Italian travels of a classicist with an eye for the absurd
Speaking to Clio, by Alberto Savinio. Translated by John Shepley. Marlboro, Vt.; The Marlboro Press. 131 pp. $14.95. American readers have not had easy access to the works of Alberto Savinio. Savinio - the pseudonym of Andrea de Chirico - was a writer, musician, and painter. Like his brother Giorgio, he was associated with the Surrealist movement. Of some 20 books of fiction, essays, and plays written by this Italian author, ``Speaking to Clio'' is the first to be translated into English.
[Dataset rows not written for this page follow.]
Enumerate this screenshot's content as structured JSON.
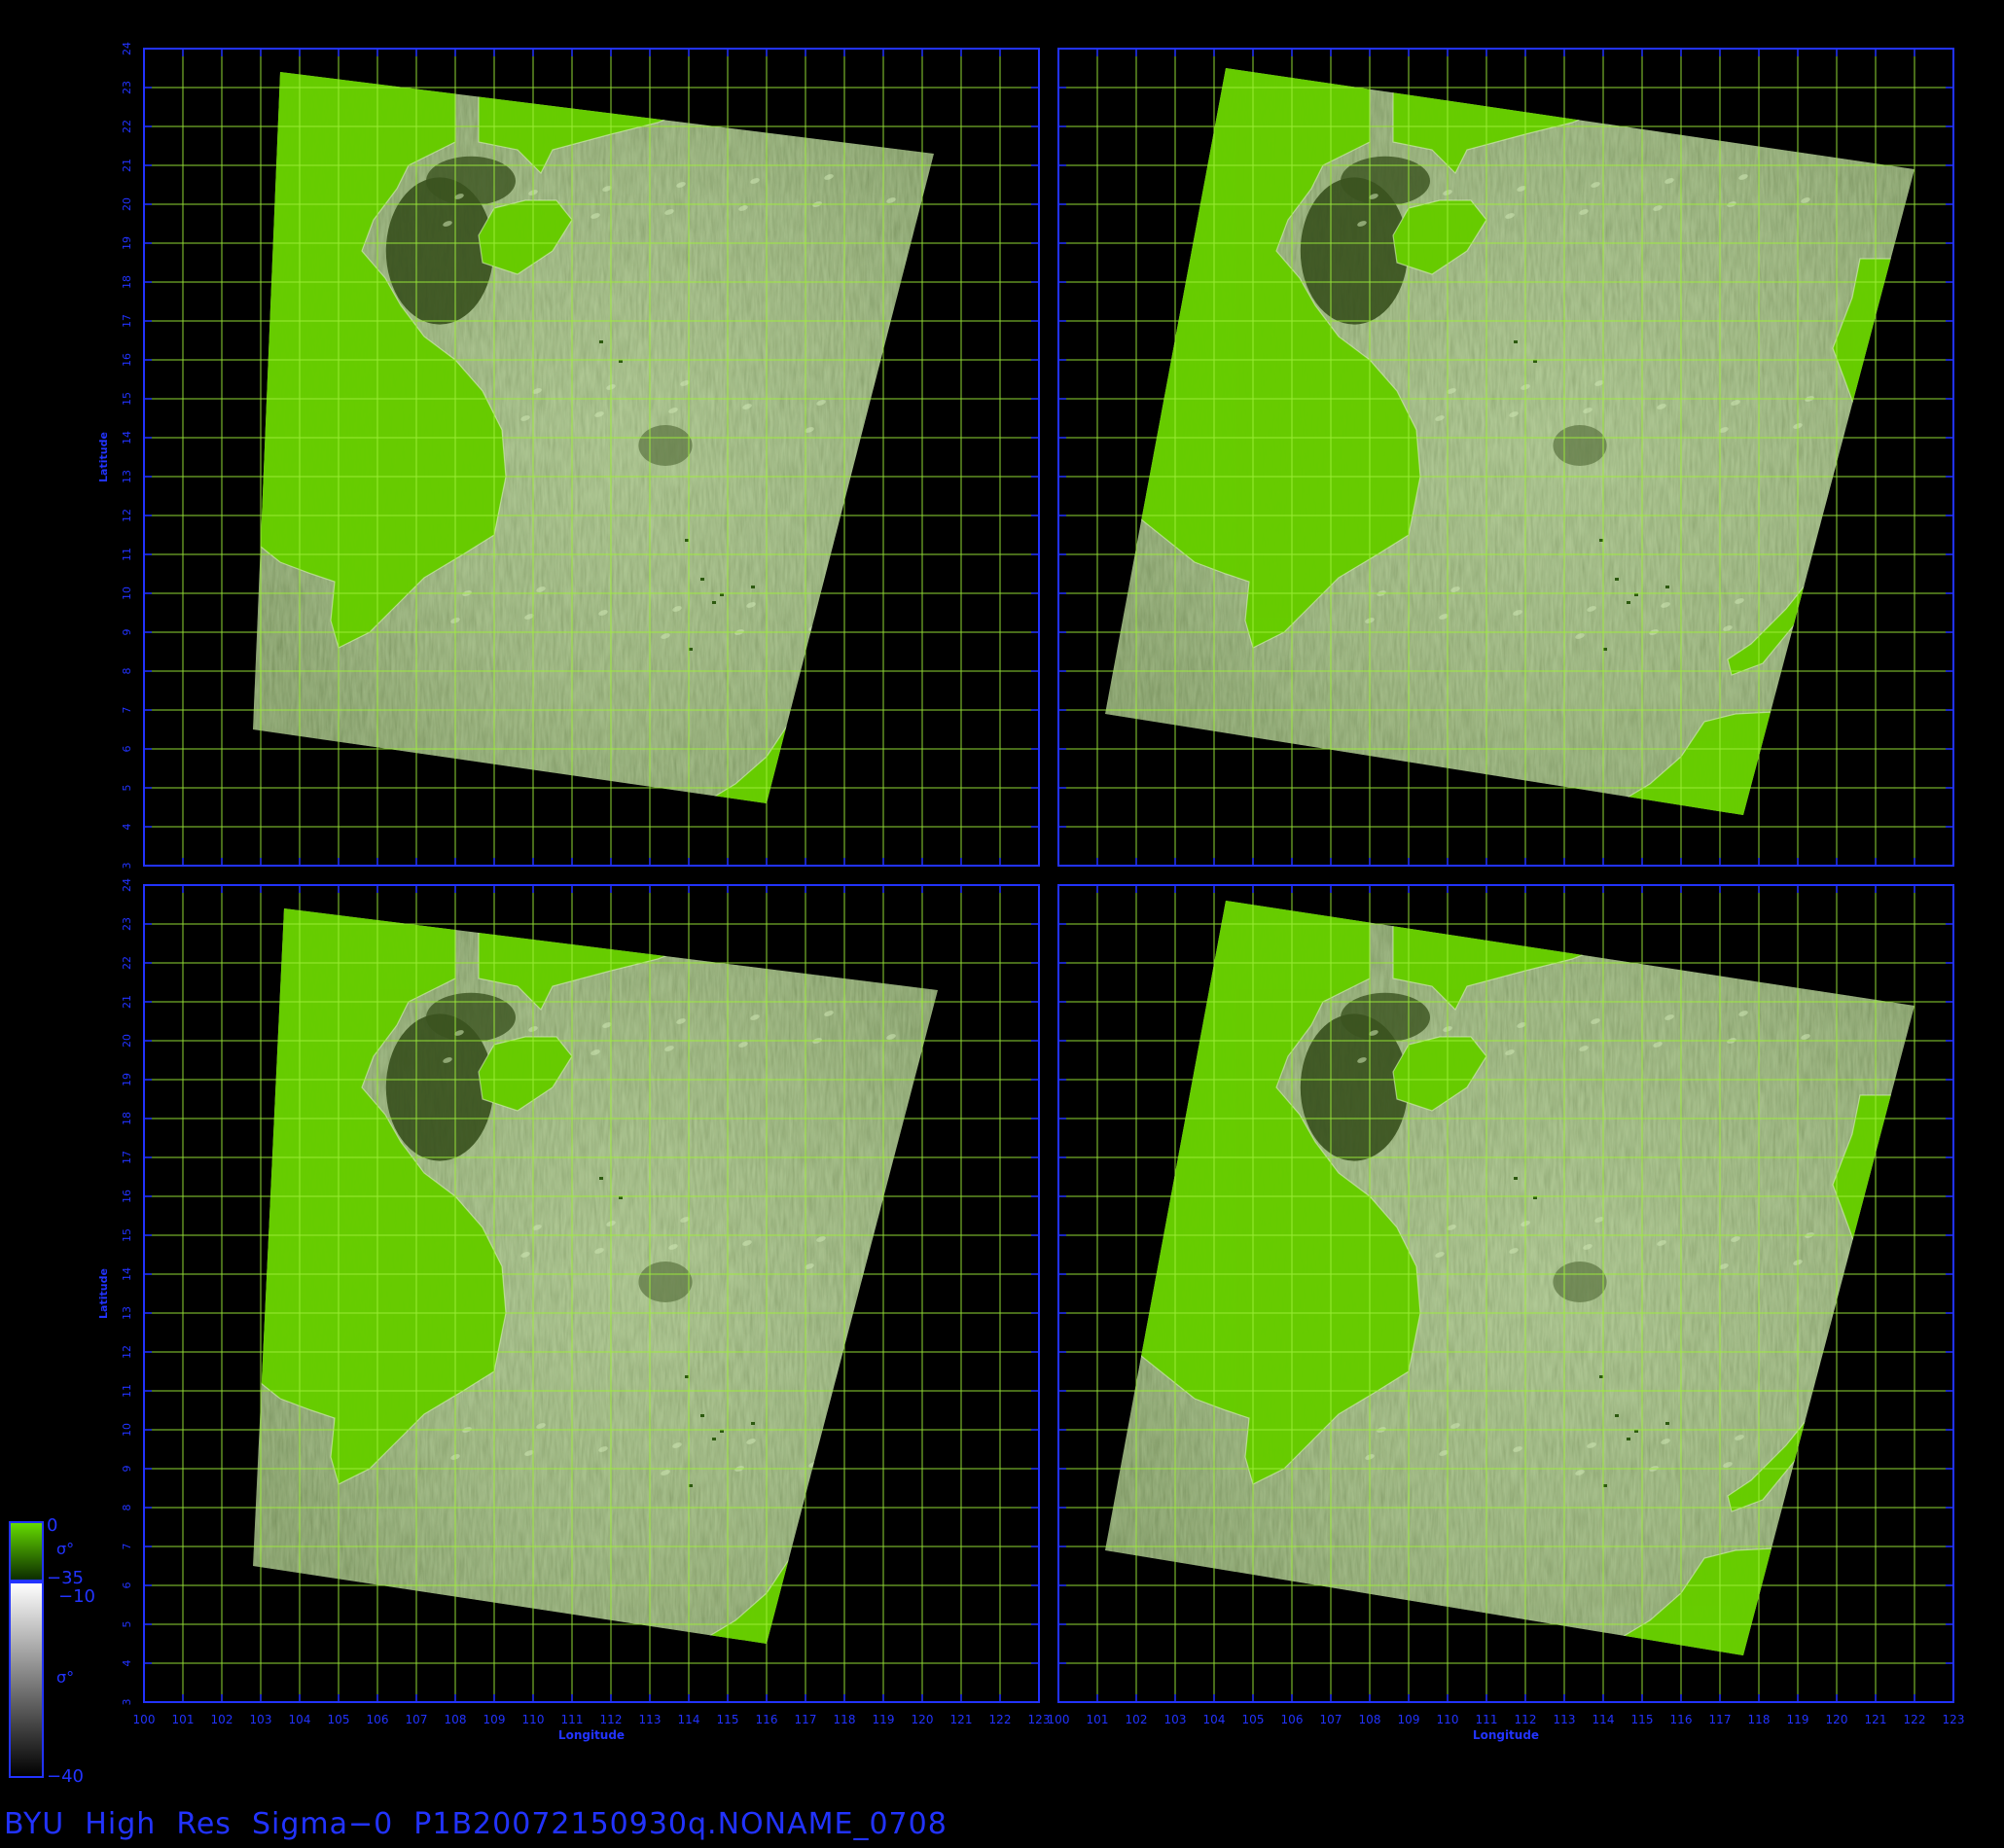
{
  "title": "BYU  High  Res  Sigma−0  P1B20072150930q.NONAME_0708",
  "axes": {
    "x_label": "Longitude",
    "y_label": "Latitude",
    "lon_range": [
      100,
      123
    ],
    "lat_range": [
      3,
      24
    ]
  },
  "panels": [
    {
      "name": "panel-top-left",
      "swath": [
        [
          103.5,
          23.4
        ],
        [
          120.3,
          21.3
        ],
        [
          116.0,
          4.6
        ],
        [
          102.8,
          6.5
        ]
      ]
    },
    {
      "name": "panel-top-right",
      "swath": [
        [
          104.3,
          23.5
        ],
        [
          122.0,
          20.9
        ],
        [
          117.6,
          4.3
        ],
        [
          101.2,
          6.9
        ]
      ]
    },
    {
      "name": "panel-bottom-left",
      "swath": [
        [
          103.6,
          23.4
        ],
        [
          120.4,
          21.3
        ],
        [
          116.0,
          4.5
        ],
        [
          102.8,
          6.5
        ]
      ]
    },
    {
      "name": "panel-bottom-right",
      "swath": [
        [
          104.3,
          23.6
        ],
        [
          122.0,
          20.9
        ],
        [
          117.6,
          4.2
        ],
        [
          101.2,
          6.9
        ]
      ]
    }
  ],
  "colorbar": {
    "land": {
      "max": "0",
      "symbol": "σ°",
      "min": "−35"
    },
    "ocean": {
      "max": "−10",
      "symbol": "σ°",
      "min": "−40"
    }
  },
  "colors": {
    "frame": "#2233ff",
    "grid": "#9ff03a",
    "land": "#66cc00",
    "background": "#000000"
  }
}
Originally published in 1941, ``Speaking to Clio'' is the journal of brief trips Savinio took in 1939: to the Abruzzi highlands and to the Etruscan burial places at Cerveteri and Tarquinia.
As a travel journal, the book is delightful. Savinio is at once erudite and light in spirit, a classicist with an eye for the absurd - as when he tells us that the Apollo Belvedere, ``the most foppish of the pagan gods,'' has the ``Hollywood disease,'' or how the guide in Sulmona, asked why Ovid's statue rests upon a book, replies that he was so learned he ``read even with his feet.''
But from the start, Savinio makes it clear that his journey is unusual. His guide, he tells us, is Charon, ``he who escorts souls from this life to the other.'' His muse is Clio, whose province is epic poetry and history.
In his preface, which provides the underpinning for the journal, Savinio ruminates on the process of history. Playing on the meaning of the name Clio, which is derived from the Greek word ``to celebrate,'' he associates it instead with a homonym meaning ``to close.'' Written history, Savinio suggests - including a journal such as his - is a process of closure, a cleansing. ``That civilization will be perfect that translates everything into history and allows us to rediscover ourselves each morning in a fresh condition, free from the past.''
Civilization, of course, isn't perfect, history functions incompletely, and the past does haunt the present. As Savinio travels, he seeks out the interplay between past and present, the relationship between the living and the dead.
In the Abruzzi, the churches are built on the temples of pagan gods. Near Sulmona, Savinio feels ``an ineffable Presence in the countryside''; the region is haunted by Celestine and Ovid - ``conflicting genii'' - the first, ``a genius of saintliness and grace,'' the second, ``an infernal spirit.''
Savinio's theme becomes yet more explicit in the Etruscan necropoli. In an eloquent essay on Cerveteri, he discusses the struggle between the Romans and the Etruscans: ``...a war of souls.'' The Etruscans - our ``romantic fathers,'' with a touch of evil - were vanquished by the logical, classical Romans; but they bequeathed us ``their acute doubts, their metaphysical terrors.'' Is it because the Etruscans left no literature, no written documents, that their mysteries - unprocessed by history - linger, threatening to surface?
This is a tight, evocative book, strengthened by what it leaves unsaid. Savinio offers philosophical musings, not theories; poetry, not proof. Literature, he says, ``wants only to give form and shimmer to the continuous present in life.'' ``Speaking to Clio'' conveys a sense of that present, which is why, perhaps, though it leads through the land of the dead, it leaves a sense of joy.
Gail Pool reviews travel literature for the Monitor.